The input:
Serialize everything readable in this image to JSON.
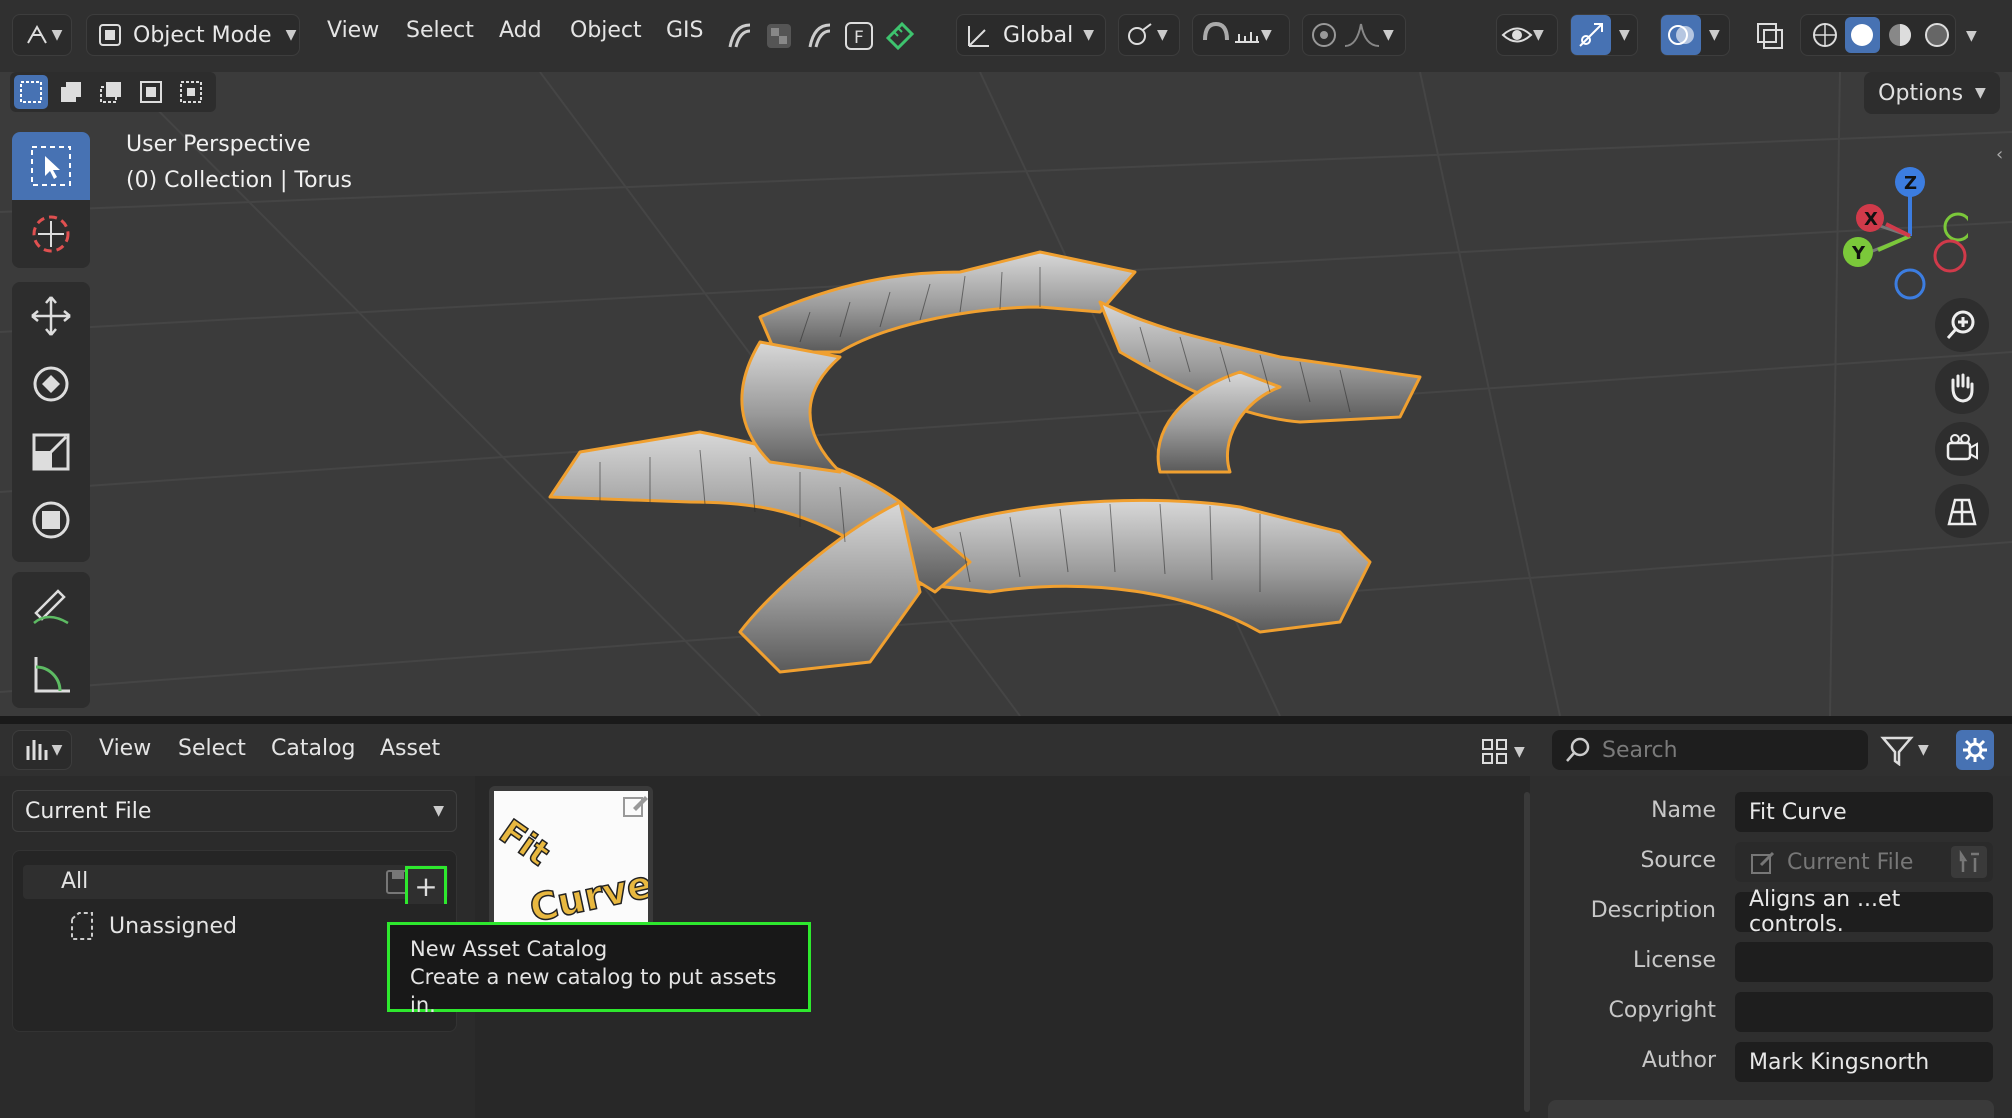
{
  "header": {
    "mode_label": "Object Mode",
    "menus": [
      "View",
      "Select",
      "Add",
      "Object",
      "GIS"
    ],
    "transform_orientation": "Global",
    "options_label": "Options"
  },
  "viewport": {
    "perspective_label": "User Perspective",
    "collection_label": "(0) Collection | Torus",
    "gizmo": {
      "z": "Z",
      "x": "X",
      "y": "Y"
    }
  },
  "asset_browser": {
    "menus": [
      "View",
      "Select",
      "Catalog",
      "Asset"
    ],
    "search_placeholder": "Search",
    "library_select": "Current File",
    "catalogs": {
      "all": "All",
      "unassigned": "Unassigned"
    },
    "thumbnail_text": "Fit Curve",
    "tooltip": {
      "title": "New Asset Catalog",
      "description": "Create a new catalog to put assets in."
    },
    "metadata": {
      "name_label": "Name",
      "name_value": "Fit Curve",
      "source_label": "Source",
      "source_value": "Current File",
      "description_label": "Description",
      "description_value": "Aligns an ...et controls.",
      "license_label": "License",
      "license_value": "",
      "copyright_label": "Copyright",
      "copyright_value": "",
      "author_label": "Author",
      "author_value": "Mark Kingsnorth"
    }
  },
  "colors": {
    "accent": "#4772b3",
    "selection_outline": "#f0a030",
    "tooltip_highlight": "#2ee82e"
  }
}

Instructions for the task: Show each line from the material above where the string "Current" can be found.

Exercise output:
    "library_select": "Current File",
      "source_value": "Current File",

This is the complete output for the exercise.